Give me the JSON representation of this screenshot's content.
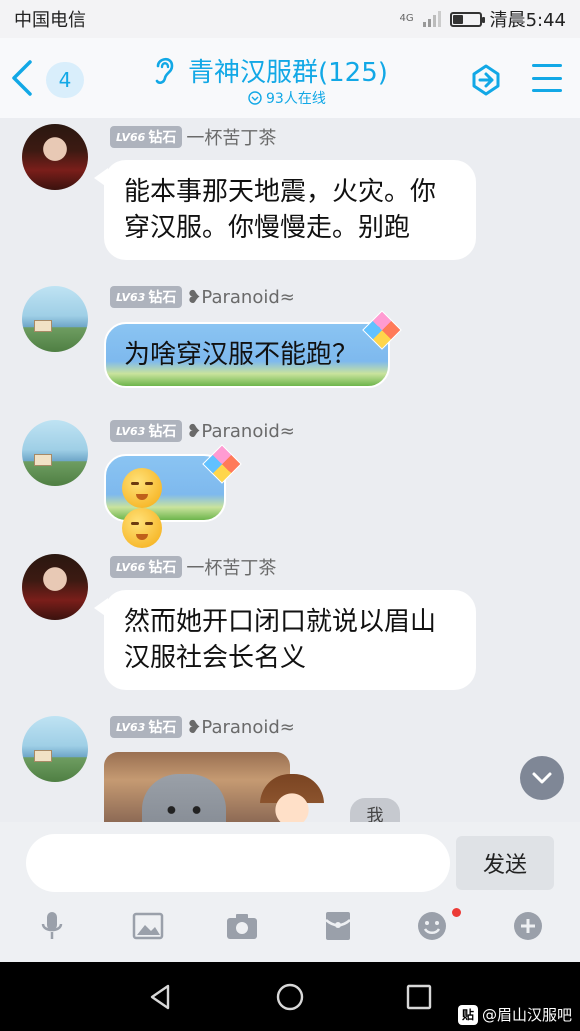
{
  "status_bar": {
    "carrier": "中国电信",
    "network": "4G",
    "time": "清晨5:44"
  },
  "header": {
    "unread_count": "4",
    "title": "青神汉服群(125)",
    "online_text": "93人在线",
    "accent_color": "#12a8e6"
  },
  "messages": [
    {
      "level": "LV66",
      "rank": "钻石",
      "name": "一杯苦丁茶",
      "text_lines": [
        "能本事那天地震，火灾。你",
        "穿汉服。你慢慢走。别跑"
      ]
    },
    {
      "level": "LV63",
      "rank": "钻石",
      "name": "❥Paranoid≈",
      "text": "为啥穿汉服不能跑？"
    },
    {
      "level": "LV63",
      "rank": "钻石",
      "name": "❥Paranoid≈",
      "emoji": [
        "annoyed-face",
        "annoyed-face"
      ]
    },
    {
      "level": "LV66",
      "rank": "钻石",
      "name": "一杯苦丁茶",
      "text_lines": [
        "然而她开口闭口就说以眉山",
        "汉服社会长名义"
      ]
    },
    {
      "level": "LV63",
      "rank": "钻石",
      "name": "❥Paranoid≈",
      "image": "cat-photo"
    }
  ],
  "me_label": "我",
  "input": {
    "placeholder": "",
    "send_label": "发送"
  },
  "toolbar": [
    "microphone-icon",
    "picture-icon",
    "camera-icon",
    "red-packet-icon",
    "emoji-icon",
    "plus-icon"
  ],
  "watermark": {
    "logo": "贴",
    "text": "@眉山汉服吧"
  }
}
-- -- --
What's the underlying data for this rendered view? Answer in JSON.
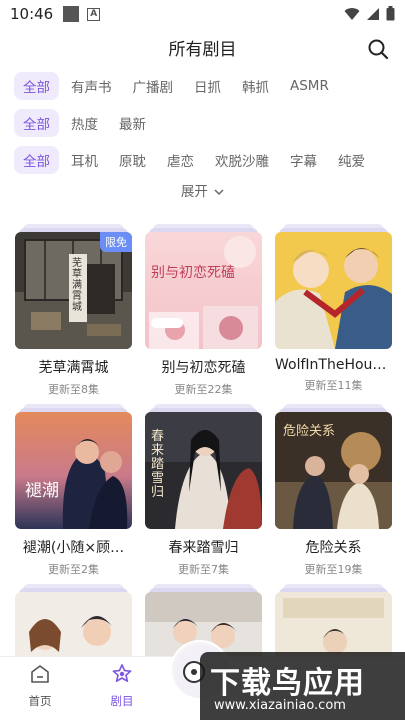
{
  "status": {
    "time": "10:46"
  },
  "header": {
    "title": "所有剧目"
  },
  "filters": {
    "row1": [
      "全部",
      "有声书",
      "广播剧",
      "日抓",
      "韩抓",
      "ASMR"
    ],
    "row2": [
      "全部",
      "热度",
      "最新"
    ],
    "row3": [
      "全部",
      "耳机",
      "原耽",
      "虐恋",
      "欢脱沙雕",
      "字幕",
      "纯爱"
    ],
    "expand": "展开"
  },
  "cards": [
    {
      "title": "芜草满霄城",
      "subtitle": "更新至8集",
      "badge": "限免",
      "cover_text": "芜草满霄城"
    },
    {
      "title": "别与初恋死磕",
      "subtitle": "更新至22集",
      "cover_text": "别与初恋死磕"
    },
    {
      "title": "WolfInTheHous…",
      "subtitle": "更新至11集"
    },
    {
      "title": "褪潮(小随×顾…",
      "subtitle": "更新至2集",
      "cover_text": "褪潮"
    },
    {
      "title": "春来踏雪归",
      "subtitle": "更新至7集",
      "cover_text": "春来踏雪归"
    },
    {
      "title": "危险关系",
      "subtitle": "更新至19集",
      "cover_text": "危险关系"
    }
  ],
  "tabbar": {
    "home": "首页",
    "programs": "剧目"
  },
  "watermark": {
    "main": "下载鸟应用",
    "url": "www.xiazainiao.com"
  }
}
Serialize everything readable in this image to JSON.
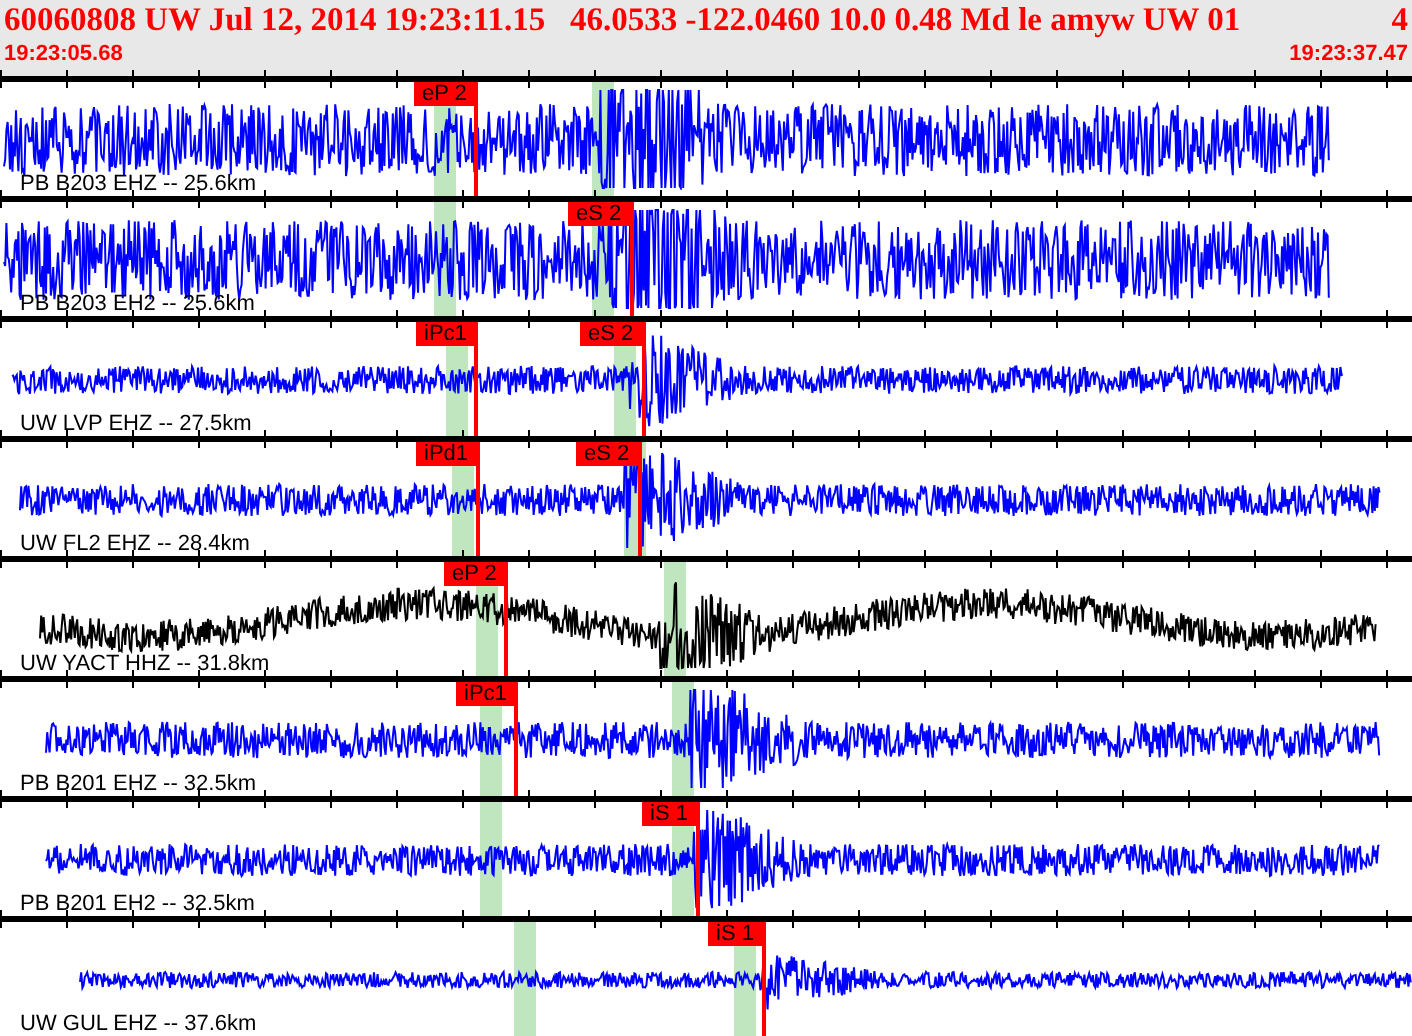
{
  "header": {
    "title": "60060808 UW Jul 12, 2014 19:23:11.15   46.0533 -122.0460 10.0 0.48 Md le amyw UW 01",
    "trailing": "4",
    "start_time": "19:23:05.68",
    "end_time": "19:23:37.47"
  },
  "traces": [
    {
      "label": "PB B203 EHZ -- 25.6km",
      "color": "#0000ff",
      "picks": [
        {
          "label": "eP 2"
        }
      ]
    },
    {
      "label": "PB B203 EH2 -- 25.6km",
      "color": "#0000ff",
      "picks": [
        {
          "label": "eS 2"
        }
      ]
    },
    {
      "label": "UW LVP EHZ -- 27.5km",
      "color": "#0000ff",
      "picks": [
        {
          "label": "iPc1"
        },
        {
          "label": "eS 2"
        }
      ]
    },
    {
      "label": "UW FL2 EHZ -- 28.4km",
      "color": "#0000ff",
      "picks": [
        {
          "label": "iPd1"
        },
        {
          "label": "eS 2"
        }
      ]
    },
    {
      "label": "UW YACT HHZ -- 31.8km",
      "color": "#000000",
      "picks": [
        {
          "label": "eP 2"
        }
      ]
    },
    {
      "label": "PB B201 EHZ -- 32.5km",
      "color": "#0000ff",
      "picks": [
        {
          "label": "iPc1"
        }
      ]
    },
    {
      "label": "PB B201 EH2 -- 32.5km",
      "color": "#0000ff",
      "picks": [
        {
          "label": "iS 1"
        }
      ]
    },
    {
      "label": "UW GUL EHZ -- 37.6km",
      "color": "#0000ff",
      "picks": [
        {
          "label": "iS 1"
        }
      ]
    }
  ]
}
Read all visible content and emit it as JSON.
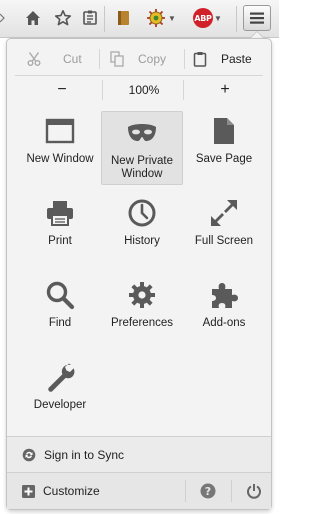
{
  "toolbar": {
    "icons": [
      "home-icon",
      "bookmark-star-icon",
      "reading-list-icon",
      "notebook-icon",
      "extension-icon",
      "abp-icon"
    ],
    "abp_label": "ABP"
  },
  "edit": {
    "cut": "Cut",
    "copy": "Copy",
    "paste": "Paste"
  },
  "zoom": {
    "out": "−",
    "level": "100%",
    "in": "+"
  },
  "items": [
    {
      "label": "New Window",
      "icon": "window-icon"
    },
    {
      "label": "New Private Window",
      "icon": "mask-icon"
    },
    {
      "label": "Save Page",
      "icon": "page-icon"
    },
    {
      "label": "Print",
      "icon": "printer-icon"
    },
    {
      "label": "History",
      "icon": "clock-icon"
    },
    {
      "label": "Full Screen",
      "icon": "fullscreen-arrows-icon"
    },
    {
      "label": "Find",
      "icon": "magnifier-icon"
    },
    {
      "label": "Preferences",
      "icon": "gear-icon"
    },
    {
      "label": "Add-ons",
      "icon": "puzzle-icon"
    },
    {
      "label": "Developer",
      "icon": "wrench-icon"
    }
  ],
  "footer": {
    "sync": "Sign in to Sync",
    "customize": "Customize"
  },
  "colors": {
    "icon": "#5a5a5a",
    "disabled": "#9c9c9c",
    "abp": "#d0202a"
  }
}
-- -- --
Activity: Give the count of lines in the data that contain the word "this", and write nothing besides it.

Result of the task: 3